• Exercise prompt
Write only the number of lines in the entries that hold the string "legend".

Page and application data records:
══════
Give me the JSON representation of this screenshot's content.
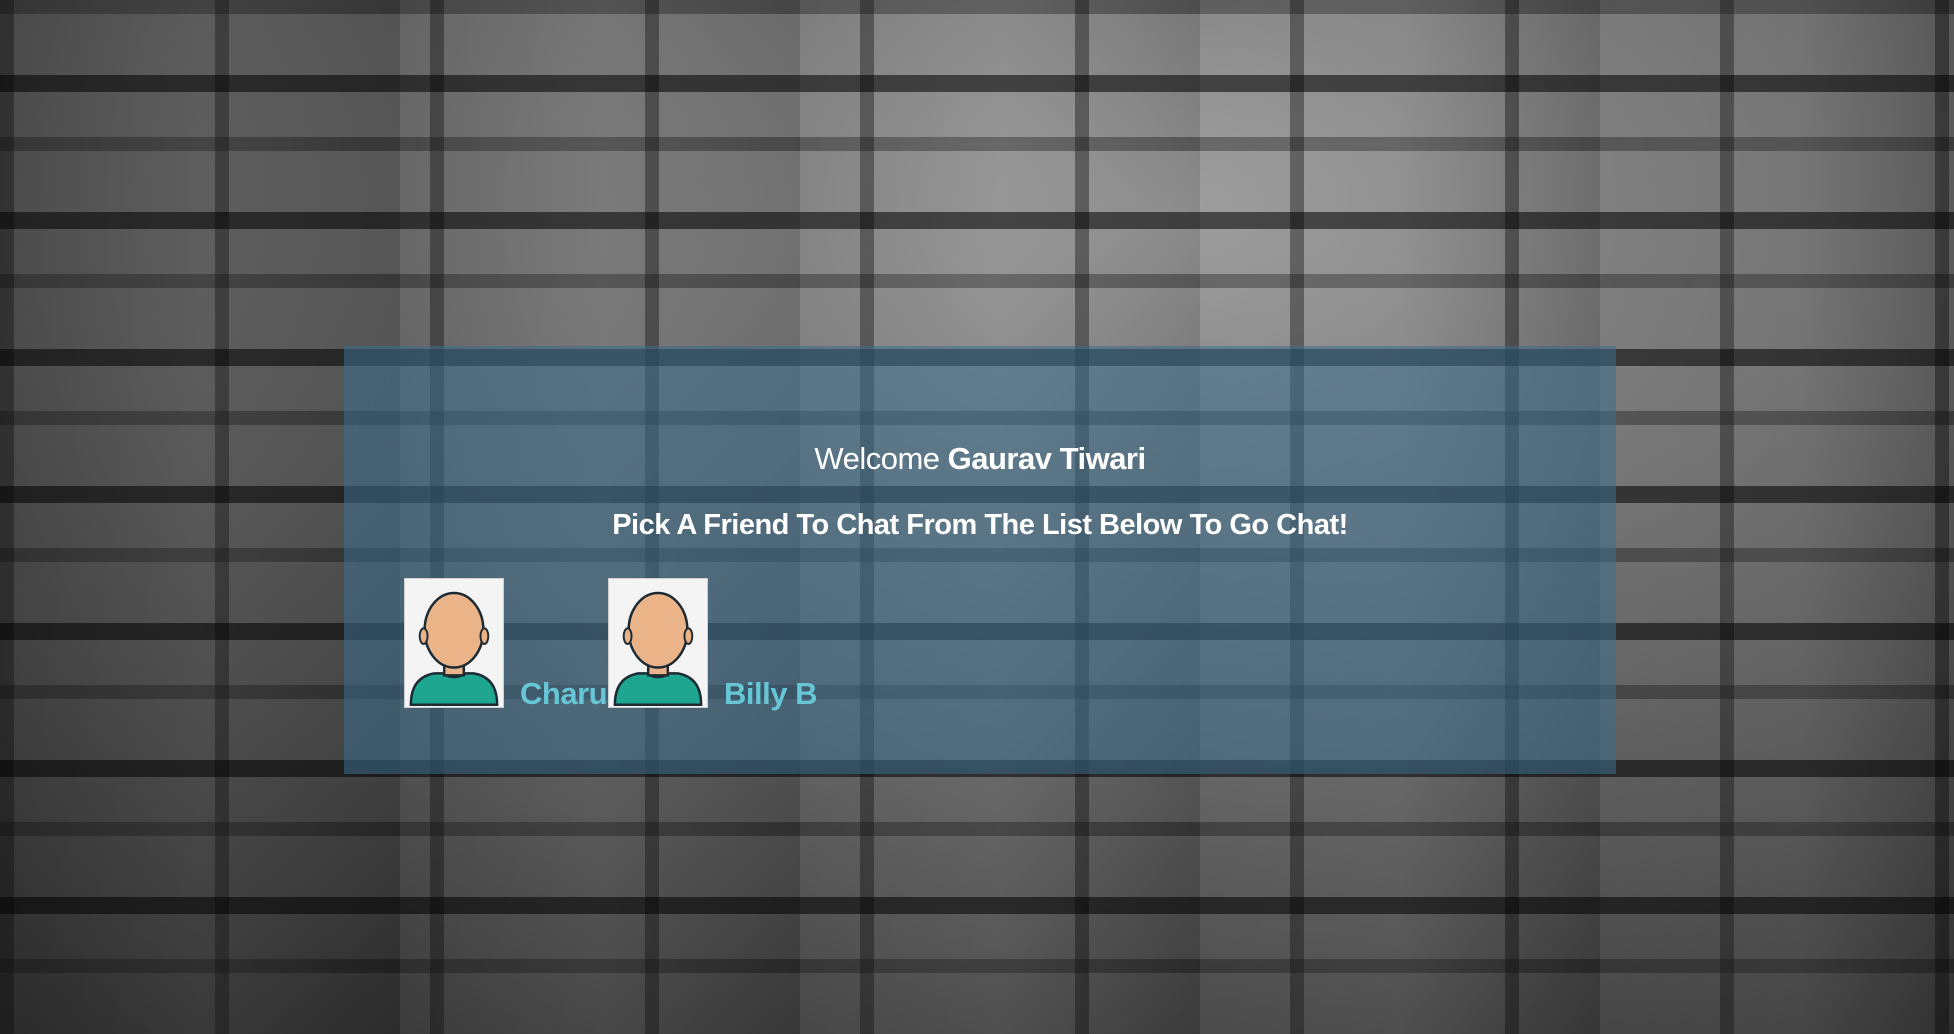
{
  "welcome": {
    "prefix": "Welcome",
    "user_name": "Gaurav Tiwari"
  },
  "instructions": "Pick A Friend To Chat From The List Below To Go Chat!",
  "friends": [
    {
      "name": "Charu",
      "icon": "person-avatar-icon"
    },
    {
      "name": "Billy B",
      "icon": "person-avatar-icon"
    }
  ],
  "colors": {
    "panel": "#3c6e8c",
    "friend_name": "#67c6d6",
    "text": "#ffffff",
    "avatar_skin": "#eab388",
    "avatar_shirt": "#1ea691"
  }
}
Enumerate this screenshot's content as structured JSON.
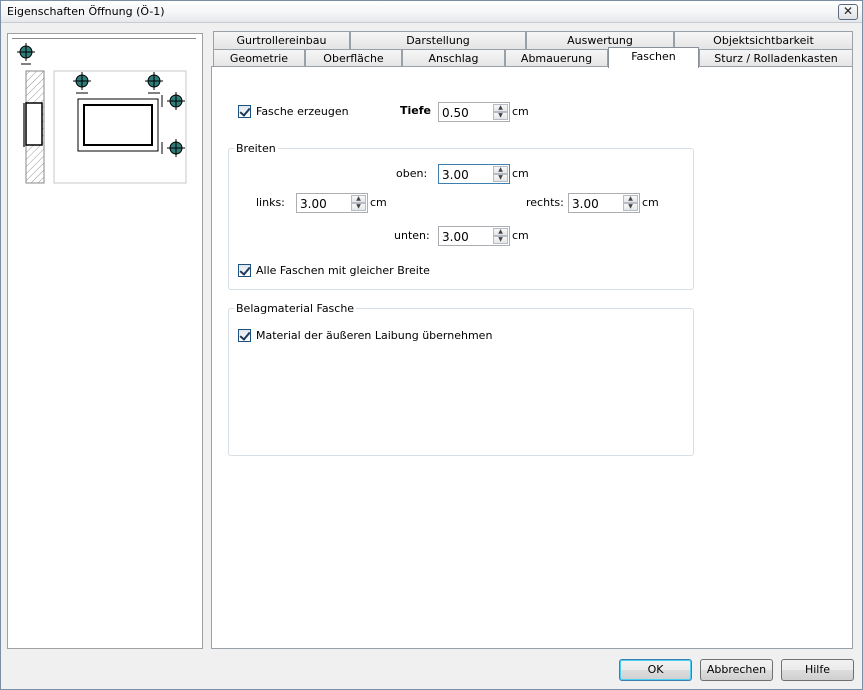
{
  "window": {
    "title": "Eigenschaften Öffnung (Ö-1)",
    "close_glyph": "✕"
  },
  "tabs": {
    "row1": [
      {
        "label": "Gurtrollereinbau"
      },
      {
        "label": "Darstellung"
      },
      {
        "label": "Auswertung"
      },
      {
        "label": "Objektsichtbarkeit"
      }
    ],
    "row2": [
      {
        "label": "Geometrie"
      },
      {
        "label": "Oberfläche"
      },
      {
        "label": "Anschlag"
      },
      {
        "label": "Abmauerung"
      },
      {
        "label": "Faschen"
      },
      {
        "label": "Sturz / Rolladenkasten"
      }
    ],
    "active": "Faschen"
  },
  "faschen": {
    "create_label": "Fasche erzeugen",
    "create_checked": true,
    "tiefe_label": "Tiefe",
    "tiefe_value": "0.50",
    "unit": "cm"
  },
  "breiten": {
    "legend": "Breiten",
    "oben_label": "oben:",
    "oben_value": "3.00",
    "links_label": "links:",
    "links_value": "3.00",
    "rechts_label": "rechts:",
    "rechts_value": "3.00",
    "unten_label": "unten:",
    "unten_value": "3.00",
    "unit": "cm",
    "same_width_label": "Alle Faschen mit gleicher Breite",
    "same_width_checked": true
  },
  "belag": {
    "legend": "Belagmaterial Fasche",
    "material_label": "Material der äußeren Laibung übernehmen",
    "material_checked": true
  },
  "footer": {
    "ok_label": "OK",
    "cancel_label": "Abbrechen",
    "help_label": "Hilfe"
  },
  "colors": {
    "marker_fill": "#2e7d7a",
    "accent_border": "#3c7fb1"
  }
}
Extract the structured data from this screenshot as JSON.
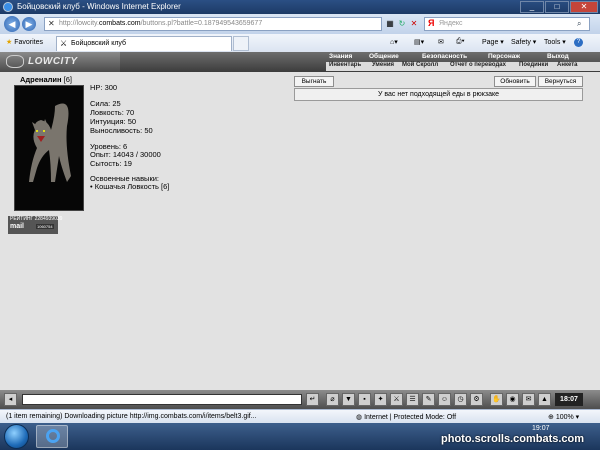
{
  "window": {
    "title": "Бойцовский клуб - Windows Internet Explorer",
    "min": "_",
    "max": "□",
    "close": "✕"
  },
  "address": {
    "url_prefix": "http://lowcity.",
    "url_domain": "combats.com",
    "url_rest": "/buttons.pl?battle=0.187949543659677",
    "search_placeholder": "Яндекс",
    "search_logo": "Я"
  },
  "favorites": {
    "label": "Favorites",
    "tab_title": "Бойцовский клуб"
  },
  "ie_toolbar": {
    "page": "Page ▾",
    "safety": "Safety ▾",
    "tools": "Tools ▾",
    "help": "?"
  },
  "game": {
    "logo": "LOWCITY",
    "menu": [
      "Знания",
      "Общение",
      "Безопасность",
      "Персонаж",
      "Выход"
    ],
    "submenu": [
      "Инвентарь",
      "Умения",
      "Мой Скролл",
      "Отчет о переводах",
      "Поединки",
      "Анкета"
    ]
  },
  "character": {
    "name": "Адреналин",
    "level_tag": "[6]",
    "hp": "HP: 300",
    "strength": "Сила: 25",
    "agility": "Ловкость: 70",
    "intuition": "Интуиция: 50",
    "endurance": "Выносливость: 50",
    "level": "Уровень: 6",
    "exp": "Опыт: 14043 / 30000",
    "satiety": "Сытость: 19",
    "skills_header": "Освоенные навыки:",
    "skill1": "• Кошачья Ловкость [6]"
  },
  "counters": {
    "c1": "РЕЙТИНГ 2284939039",
    "c2": "mail",
    "c3": "1060754"
  },
  "buttons": {
    "kick": "Выгнать",
    "refresh": "Обновить",
    "back": "Вернуться"
  },
  "message": "У вас нет подходящей еды в рюкзаке",
  "chat": {
    "clock": "18:07"
  },
  "statusbar": {
    "text": "(1 item remaining) Downloading picture http://img.combats.com/i/items/belt3.gif...",
    "zone": "Internet | Protected Mode: Off",
    "zoom": "100%"
  },
  "taskbar": {
    "time": "19:07"
  },
  "watermark": "photo.scrolls.combats.com"
}
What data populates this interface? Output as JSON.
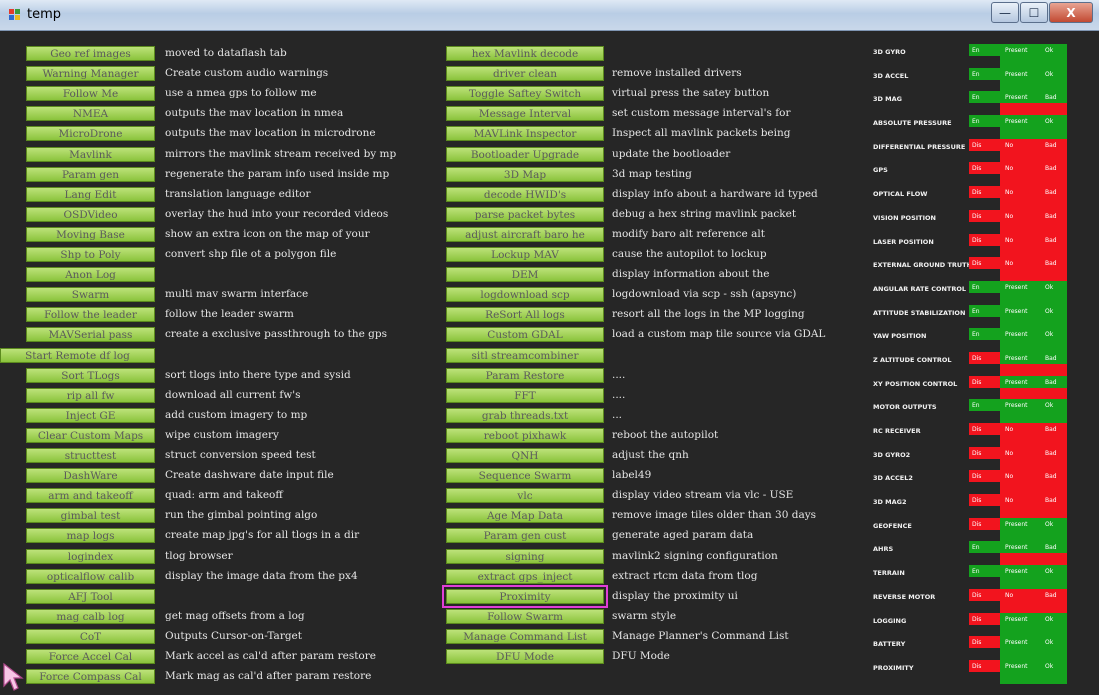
{
  "window": {
    "title": "temp",
    "minimize": "—",
    "maximize": "☐",
    "close": "X"
  },
  "col1": [
    {
      "label": "Geo ref images",
      "desc": "moved to dataflash tab"
    },
    {
      "label": "Warning Manager",
      "desc": "Create custom audio warnings"
    },
    {
      "label": "Follow Me",
      "desc": "use a nmea gps to follow me"
    },
    {
      "label": "NMEA",
      "desc": "outputs the mav location in nmea"
    },
    {
      "label": "MicroDrone",
      "desc": "outputs the mav location in microdrone"
    },
    {
      "label": "Mavlink",
      "desc": "mirrors the mavlink stream received by mp"
    },
    {
      "label": "Param gen",
      "desc": "regenerate the param info used inside mp"
    },
    {
      "label": "Lang Edit",
      "desc": "translation language editor"
    },
    {
      "label": "OSDVideo",
      "desc": "overlay the hud into your recorded videos"
    },
    {
      "label": "Moving Base",
      "desc": "show an extra icon on the map of your"
    },
    {
      "label": "Shp to Poly",
      "desc": "convert shp file ot a polygon file"
    },
    {
      "label": "Anon Log",
      "desc": ""
    },
    {
      "label": "Swarm",
      "desc": "multi mav swarm interface"
    },
    {
      "label": "Follow the leader",
      "desc": "follow the leader swarm"
    },
    {
      "label": "MAVSerial pass",
      "desc": "create a exclusive passthrough to the gps"
    },
    {
      "label": "Start Remote df log",
      "desc": ""
    },
    {
      "label": "Sort TLogs",
      "desc": "sort tlogs into there type and sysid"
    },
    {
      "label": "rip all fw",
      "desc": "download all current fw's"
    },
    {
      "label": "Inject GE",
      "desc": "add custom imagery to mp"
    },
    {
      "label": "Clear Custom Maps",
      "desc": "wipe custom imagery"
    },
    {
      "label": "structtest",
      "desc": "struct conversion speed test"
    },
    {
      "label": "DashWare",
      "desc": "Create dashware date input file"
    },
    {
      "label": "arm and takeoff",
      "desc": "quad: arm and takeoff"
    },
    {
      "label": "gimbal test",
      "desc": "run the gimbal pointing algo"
    },
    {
      "label": "map logs",
      "desc": "create map jpg's for all tlogs in a dir"
    },
    {
      "label": "logindex",
      "desc": "tlog browser"
    },
    {
      "label": "opticalflow calib",
      "desc": "display the image data from the px4"
    },
    {
      "label": "AFJ Tool",
      "desc": ""
    },
    {
      "label": "mag calb log",
      "desc": "get mag offsets from a log"
    },
    {
      "label": "CoT",
      "desc": "Outputs Cursor-on-Target"
    },
    {
      "label": "Force Accel Cal",
      "desc": "Mark accel as cal'd after param restore"
    },
    {
      "label": "Force Compass Cal",
      "desc": "Mark mag as cal'd after param restore"
    }
  ],
  "col2": [
    {
      "label": "hex Mavlink decode",
      "desc": ""
    },
    {
      "label": "driver clean",
      "desc": "remove installed drivers"
    },
    {
      "label": "Toggle Saftey Switch",
      "desc": "virtual press the satey button"
    },
    {
      "label": "Message Interval",
      "desc": "set custom message interval's for"
    },
    {
      "label": "MAVLink Inspector",
      "desc": "Inspect all mavlink packets being"
    },
    {
      "label": "Bootloader Upgrade",
      "desc": "update the bootloader"
    },
    {
      "label": "3D Map",
      "desc": "3d map testing"
    },
    {
      "label": "decode HWID's",
      "desc": "display info about a hardware id typed"
    },
    {
      "label": "parse packet bytes",
      "desc": "debug a hex string mavlink packet"
    },
    {
      "label": "adjust aircraft baro he",
      "desc": "modify baro alt reference alt"
    },
    {
      "label": "Lockup MAV",
      "desc": "cause the autopilot to lockup"
    },
    {
      "label": "DEM",
      "desc": "display information about the"
    },
    {
      "label": "logdownload scp",
      "desc": "logdownload via scp - ssh (apsync)"
    },
    {
      "label": "ReSort All logs",
      "desc": "resort all the logs in the MP logging"
    },
    {
      "label": "Custom GDAL",
      "desc": "load a custom map tile source via GDAL"
    },
    {
      "label": "sitl streamcombiner",
      "desc": ""
    },
    {
      "label": "Param Restore",
      "desc": "...."
    },
    {
      "label": "FFT",
      "desc": "...."
    },
    {
      "label": "grab threads.txt",
      "desc": "..."
    },
    {
      "label": "reboot pixhawk",
      "desc": "reboot the autopilot"
    },
    {
      "label": "QNH",
      "desc": "adjust the qnh"
    },
    {
      "label": "Sequence Swarm",
      "desc": "label49"
    },
    {
      "label": "vlc",
      "desc": "display video stream via vlc - USE"
    },
    {
      "label": "Age Map Data",
      "desc": "remove image tiles older than 30 days"
    },
    {
      "label": "Param gen cust",
      "desc": "generate aged param data"
    },
    {
      "label": "signing",
      "desc": "mavlink2 signing configuration"
    },
    {
      "label": "extract gps_inject",
      "desc": "extract rtcm data from tlog"
    },
    {
      "label": "Proximity",
      "desc": "display the proximity ui"
    },
    {
      "label": "Follow Swarm",
      "desc": "swarm style"
    },
    {
      "label": "Manage Command List",
      "desc": "Manage Planner's Command List"
    },
    {
      "label": "DFU Mode",
      "desc": "DFU Mode"
    }
  ],
  "sensors": [
    {
      "name": "3D GYRO",
      "en": "En",
      "present": "Present",
      "health": "Ok",
      "c1": "g",
      "c2": "g",
      "c3": "g"
    },
    {
      "name": "3D ACCEL",
      "en": "En",
      "present": "Present",
      "health": "Ok",
      "c1": "g",
      "c2": "g",
      "c3": "g"
    },
    {
      "name": "3D MAG",
      "en": "En",
      "present": "Present",
      "health": "Bad",
      "c1": "g",
      "c2": "g",
      "c3": "r"
    },
    {
      "name": "ABSOLUTE PRESSURE",
      "en": "En",
      "present": "Present",
      "health": "Ok",
      "c1": "g",
      "c2": "g",
      "c3": "g"
    },
    {
      "name": "DIFFERENTIAL PRESSURE",
      "en": "Dis",
      "present": "No",
      "health": "Bad",
      "c1": "r",
      "c2": "r",
      "c3": "r"
    },
    {
      "name": "GPS",
      "en": "Dis",
      "present": "No",
      "health": "Bad",
      "c1": "r",
      "c2": "r",
      "c3": "r"
    },
    {
      "name": "OPTICAL FLOW",
      "en": "Dis",
      "present": "No",
      "health": "Bad",
      "c1": "r",
      "c2": "r",
      "c3": "r"
    },
    {
      "name": "VISION POSITION",
      "en": "Dis",
      "present": "No",
      "health": "Bad",
      "c1": "r",
      "c2": "r",
      "c3": "r"
    },
    {
      "name": "LASER POSITION",
      "en": "Dis",
      "present": "No",
      "health": "Bad",
      "c1": "r",
      "c2": "r",
      "c3": "r"
    },
    {
      "name": "EXTERNAL GROUND TRUTH",
      "en": "Dis",
      "present": "No",
      "health": "Bad",
      "c1": "r",
      "c2": "r",
      "c3": "r"
    },
    {
      "name": "ANGULAR RATE CONTROL",
      "en": "En",
      "present": "Present",
      "health": "Ok",
      "c1": "g",
      "c2": "g",
      "c3": "g"
    },
    {
      "name": "ATTITUDE STABILIZATION",
      "en": "En",
      "present": "Present",
      "health": "Ok",
      "c1": "g",
      "c2": "g",
      "c3": "g"
    },
    {
      "name": "YAW POSITION",
      "en": "En",
      "present": "Present",
      "health": "Ok",
      "c1": "g",
      "c2": "g",
      "c3": "g"
    },
    {
      "name": "Z ALTITUDE CONTROL",
      "en": "Dis",
      "present": "Present",
      "health": "Bad",
      "c1": "r",
      "c2": "g",
      "c3": "r"
    },
    {
      "name": "XY POSITION CONTROL",
      "en": "Dis",
      "present": "Present",
      "health": "Bad",
      "c1": "r",
      "c2": "g",
      "c3": "r"
    },
    {
      "name": "MOTOR OUTPUTS",
      "en": "En",
      "present": "Present",
      "health": "Ok",
      "c1": "g",
      "c2": "g",
      "c3": "g"
    },
    {
      "name": "RC RECEIVER",
      "en": "Dis",
      "present": "No",
      "health": "Bad",
      "c1": "r",
      "c2": "r",
      "c3": "r"
    },
    {
      "name": "3D GYRO2",
      "en": "Dis",
      "present": "No",
      "health": "Bad",
      "c1": "r",
      "c2": "r",
      "c3": "r"
    },
    {
      "name": "3D ACCEL2",
      "en": "Dis",
      "present": "No",
      "health": "Bad",
      "c1": "r",
      "c2": "r",
      "c3": "r"
    },
    {
      "name": "3D MAG2",
      "en": "Dis",
      "present": "No",
      "health": "Bad",
      "c1": "r",
      "c2": "r",
      "c3": "r"
    },
    {
      "name": "GEOFENCE",
      "en": "Dis",
      "present": "Present",
      "health": "Ok",
      "c1": "r",
      "c2": "g",
      "c3": "g"
    },
    {
      "name": "AHRS",
      "en": "En",
      "present": "Present",
      "health": "Bad",
      "c1": "g",
      "c2": "g",
      "c3": "r"
    },
    {
      "name": "TERRAIN",
      "en": "En",
      "present": "Present",
      "health": "Ok",
      "c1": "g",
      "c2": "g",
      "c3": "g"
    },
    {
      "name": "REVERSE MOTOR",
      "en": "Dis",
      "present": "No",
      "health": "Bad",
      "c1": "r",
      "c2": "r",
      "c3": "r"
    },
    {
      "name": "LOGGING",
      "en": "Dis",
      "present": "Present",
      "health": "Ok",
      "c1": "r",
      "c2": "g",
      "c3": "g"
    },
    {
      "name": "BATTERY",
      "en": "Dis",
      "present": "Present",
      "health": "Ok",
      "c1": "r",
      "c2": "g",
      "c3": "g"
    },
    {
      "name": "PROXIMITY",
      "en": "Dis",
      "present": "Present",
      "health": "Ok",
      "c1": "r",
      "c2": "g",
      "c3": "g"
    }
  ],
  "colors": {
    "ok": "#14a21e",
    "bad": "#f2141e",
    "button": "#a9d65a",
    "selected_outline": "#e13fd6"
  },
  "selected_button": "Proximity"
}
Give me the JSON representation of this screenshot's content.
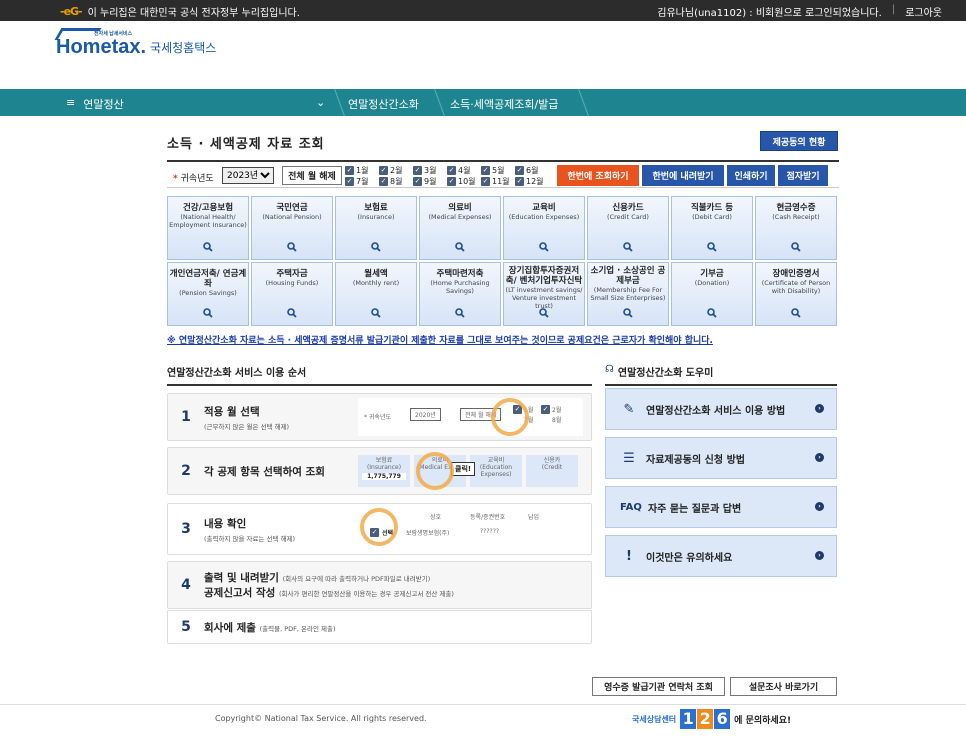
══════
• Solution below
2